# Help Deriving Variance Function - Binomial GLM

I'm having difficulty replicating/deriving a result in GLM's for Binomial data. That is, if $$Y \sim Bin(n, \mu)$$ and we put the distribution of $$Y/n$$ into exponential family form (with a dispersion parameter), then the variance function is given by:

$$V(\mu) = \frac{\mu(1-\mu)}{n}$$

This can be found on page six of these lecture slides and on page 116 of Faraway's "Extending the Linear Model with R"

I just don't see that. Here's my approach. Let's start by writing the response variable's pmf in exponential family form. If we write $$X = Y/n$$ as our response variable, $$nX$$ is binomial so that

$$f(x) = {n \choose nx} \mu^{nx}(1-\mu)^{n-nx}$$

$$\implies f(x) = exp\bigg[ log({n \choose nx}) + nxlog(\mu) + (n-nx)log(1-\mu) \bigg]$$

$$\implies f(x) = exp\bigg[ nxlog(\frac{\mu}{1-\mu}) + nlog(1-\mu) + log({n \choose nx})\bigg]$$

$$\implies f(x)= exp\bigg[ \frac{xlog(\frac{\mu}{1-\mu}) + log(1-\mu)}{1/n} + log({n \choose nx})\bigg]$$

$$\implies f(x) = exp\bigg[ \frac{x \theta -b(\theta)}{a(\phi)} + c(x,\phi) \bigg]$$,

with $$\theta = log(\frac{\mu}{1-\mu})$$, $$b(\theta)=log(1+e^\theta)$$, $$\phi = 1$$, $$a(\phi) = 1/n$$, and $$c(x,\phi) =log({n \choose nx})$$ .

Now, to get the variance function, we begin by:

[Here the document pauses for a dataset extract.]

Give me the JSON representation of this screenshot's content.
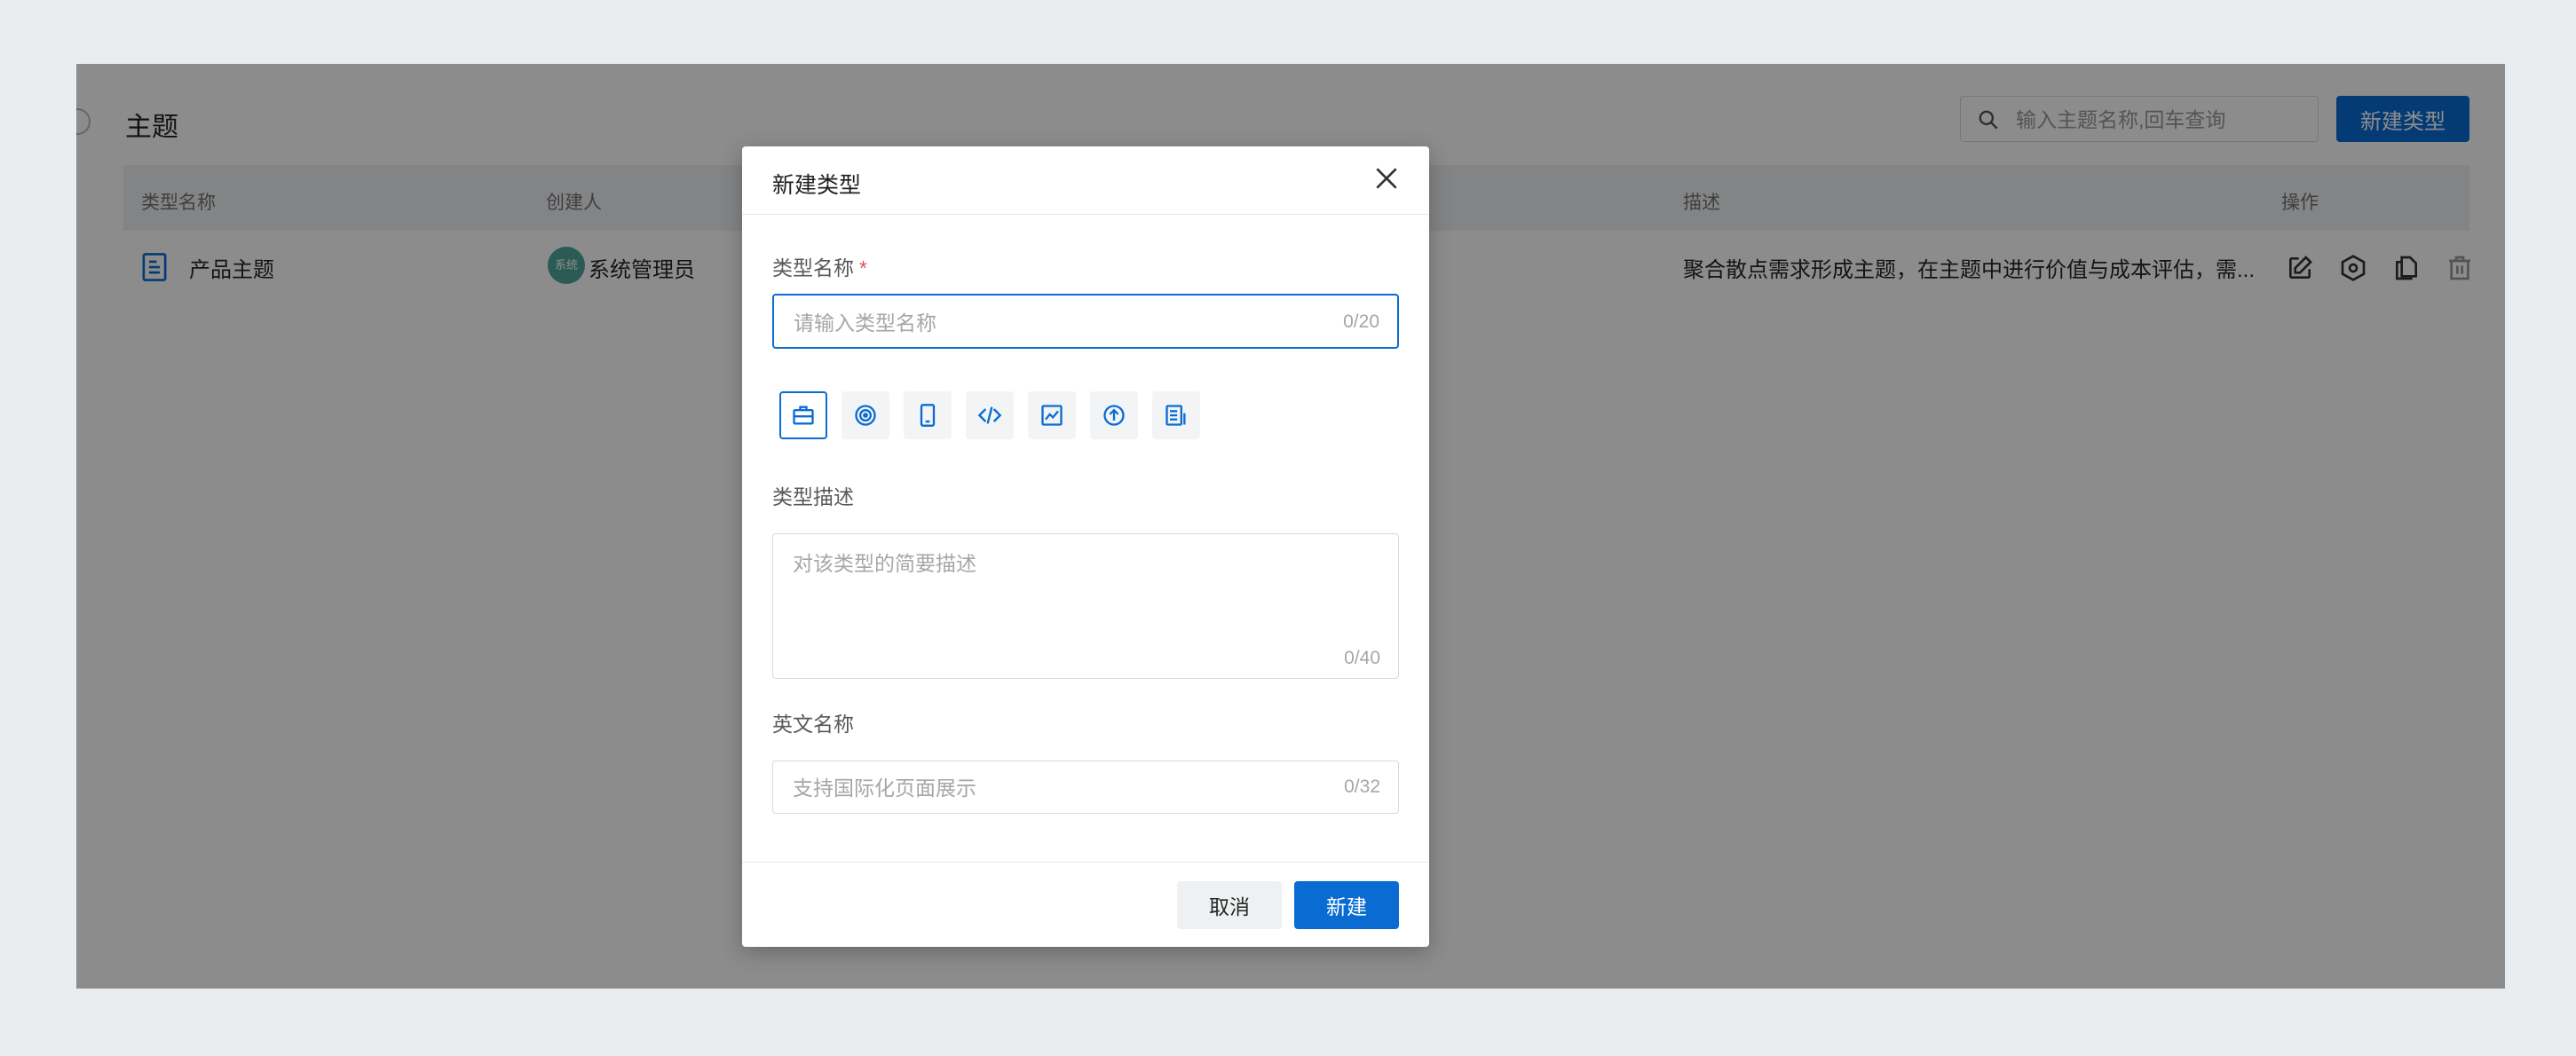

$$b'(\theta) = \frac{1}{1+e^\theta} e^\theta$$

$$b''(\theta) = \frac{e^\theta}{(1+e^\theta)^2}$$

We need this in terms of $$\mu$$ so we plug in $$\theta = log(\frac{\mu}{1-\mu})$$ and get

$$V(\mu) = \frac{\frac{\mu}{1-\mu}}{(\frac{1}{1-\mu})^2} = \mu(1-\mu)$$

This is conspicuously missing a $$1/n$$. What am I missing?

I think I figured it out. It's important to mention that the discussion in Faraway was in the context of IRWLS.

First of all, we can use either the variance of the response or the variance function in our IRWLS implementation. It just represents a scale change: $Var(Y)=V(\mu)a(\phi)$ where $a(\phi)$ is just some constant. So I think Faraway is actually using the Variance of Y.

Second, Faraway was using R, which actually takes the sample proportion, $\bar{Y}=Y/n$, when it fits the model:

If a binomial glm model was specified by giving a two-column response, the weights returned by prior.weights are the total numbers of cases (factored by the supplied case weights) and the component y of the result is the proportion of successes.

So even though $Y\sim Bin(n,\mu)$, the response $\bar{Y}$ has variance $Var(\bar{Y})=\frac{1}{n^2}Var(Y)=\frac{\mu(1-\mu)}{n}$

So until I'm told otherwise, I will assume that his writing $V(\mu)$ above was either an error or done to gloss over something. It's the variance of the response.

There is nothing wrong in your derivation, however, the variance function for exponential family written in your form is

$$V(\mu)=a(\phi)b^{''}(\theta)$$

Which is exactly $\frac{\mu(1-\mu)}{n}$.

• I agree that $Var(Y) = a(\phi)b''(\theta)$. But I can find a contradiction to what you wrote above. For the one - dimensional Gaussian, Faraway gives $b(\theta) = 1/2 * \theta^2 \implies b''(\theta) = 1$. Faraway also gives $a(\phi) = \phi = \sigma^2$. Thus we should have $V(\mu) = \sigma^2 * 1$ which contradicts the fact that on page 115 the variance function is stated to be unity; $V(\mu) = 1$. – RMurphy Jun 19 '16 at 21:47
• I was working on something else, and I realized the key might be a different parameterization. Letting $\beta = n*\mu$ be the expected number of successes, we can write $\theta = log(\frac{\mu}{1-\mu}) = log(\frac{\beta}{n-\beta})$, which gets us that n in the denom – RMurphy Jun 19 '16 at 23:44